Like most people, when you created your initial estate plan, you probably executed a Last Will and Testament and used that instrument to distribute your entire estate. As both your family and your estate grew over the years, however, you may have started to realize that additional tools and strategies may be needed in your estate plan to account for that growth. At some point, you may even consider incorporating a living trust into your estate plan and using that trust as your primary method of distributing your estate assets after you are gone. To help you decide, the Oklahoma City living trust lawyers at Parman & Easterday explain why a living trust might be a better option for distributing your estate assets.
Last Will and Testament Basics
By far the most well-known of all estate planning tools, a Last Will and Testament is a legal document that communicates a person’s final wishes upon death. Your Will allows you to make both specific and general gifts. For example, you might make specific gifts of your art collection along with stock in Apple to a designated beneficiary. You could also gift a percentage of your estate to your son. You could gift half of your entire estate to your daughter and the balance to a charity. Your Will is also where you will appoint someone to be the Executor of your estate. Your Executor plays a vital role in the probate of your estate after your death. Finally, a Will provides you with the only official opportunity you will have to nominate a Guardian for your minor children in the event one is ever needed after you are gone.
Yet, in most cases, today a Living Trust is the preferred estate planning tool to all this and more.
A trust is very similar to a contract. It creates a relationship whereby property is held by one party for the benefit of another. Here are the basics of how a trust is created and how it operates.
All trusts have three parties – a Trustor (sometimes Grantor or Settlor), a Trustee and one or more Beneficiaries. A trust is created by a Trustor (also referred to as a Settlor, Maker or Grantor), who transfers property to a Trustee. The Trustee holds that property (or multiple properties and assets) for the trust’s beneficiaries. X creates a trust and transfers assets into the name of Y, the Trustee, who holds those trust assets for the benefit of Z, the beneficiary.
All trusts are first divided into one of two categories – testamentary or inter vivos, meaning “during lifetime”. The inter vivos trust is more commonly referred to as a living trust since it is created during the Trustor’s lifetime. A living trust takes effect during the Trustor’s lifetime as soon as all the legalities of creation are in place. By contrast, a testamentary trust is a trust that arises upon the death of the Trustor, typically activated by a provision in the Trustor’s Will.

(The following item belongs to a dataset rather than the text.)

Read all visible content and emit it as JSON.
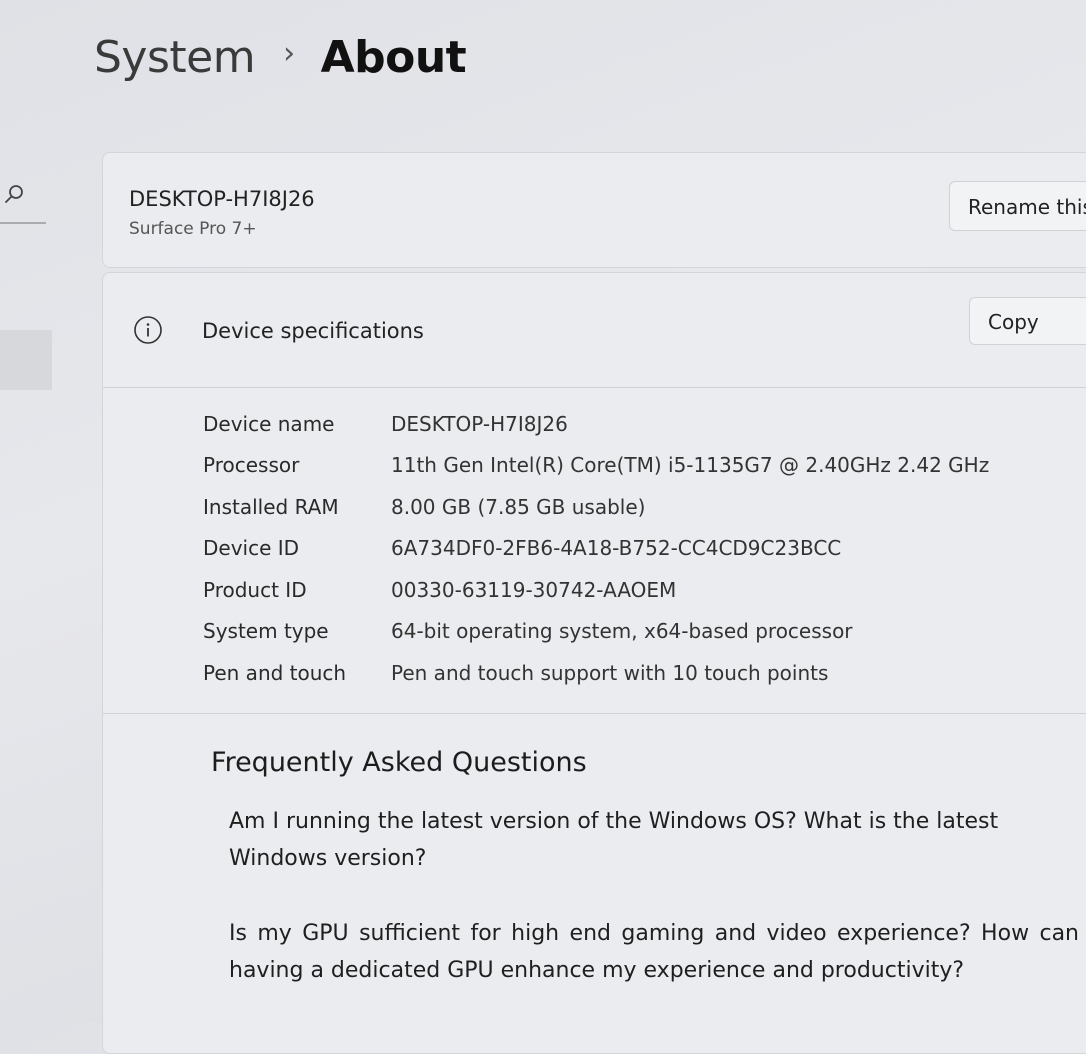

A trust agreement is also a legal document that is created to establish a trust. Assets are then transferred into the name of the Trustee of the trust. Assets held in the trust are distributed by the Trustee to Beneficiaries according to the terms of the trust. When used to distribute estate assets after the death of a Trustor, the trust terms will tell the Trustee when to distribute assets and which assets to distribute to which beneficiaries. Thus, the living trust becomes a “will substitute”.
Why Use a Living Trust?
Both a Last Will and Testament and a living trust can be used to distribute your estate assets. Some of the more common reasons why people choose to rely on a living trust as their primary distribution method include:
- They have minor children. Being a parent to a minor child is a major incentive for using a living trust to distribute your estate because a minor child cannot inherit directly from your estate. Therefore, a trust is a better option to guard your child’s inheritance until he/she reaches the age of majority. In addition, using a trust to protect that inheritance allows you to decide who will manage the assets held in the trust until your child is old enough to inherit them directly.
- They want to avoid probate. Probate can be time-consuming and costly. A Will is generally required to go through the probate process as are most assets distributed through the provisions in a Will. Trust assets, on the other hand, bypass the probate process entirely, allowing them to be distributed immediately after your death if you so choose. If your beneficiaries will need those assets right away, a trust is a better option.
- They want gifts to remain private. Because a Will goes through probate, the provisions of the Will become public record. If you prefer to keep the details of your estate plan private, a living trust is a better option because a trust agreement does not, as a general rule, become public record.
- They wish to retain a certain amount of control over gifted assets. Gifts made in a Will become the unconditional property of the beneficiary once the transfer of ownership is complete. A Trustee, on the other hand, manages the assets held in a trust and the Trustor creates the terms of the trust, allowing you to retain a certain degree of control over gifts you make using a trust.
Contact Oklahoma City Living Trust Lawyers
For additional information, please join us for an upcoming FREE seminar. If you have additional questions about the best method for distributing your estate assets, contact the experienced Oklahoma City living trust lawyers at Parman & Easterday by calling 405-843-6100 to schedule your appointment today.
- Own Property Out of State? You Need a Living Trust - October 21, 2021
- Three Misconceptions That Lead to Estate Plan Mistakes - October 19, 2021
- Your Original Estate Plan May Not Be the Final Version - October 14, 2021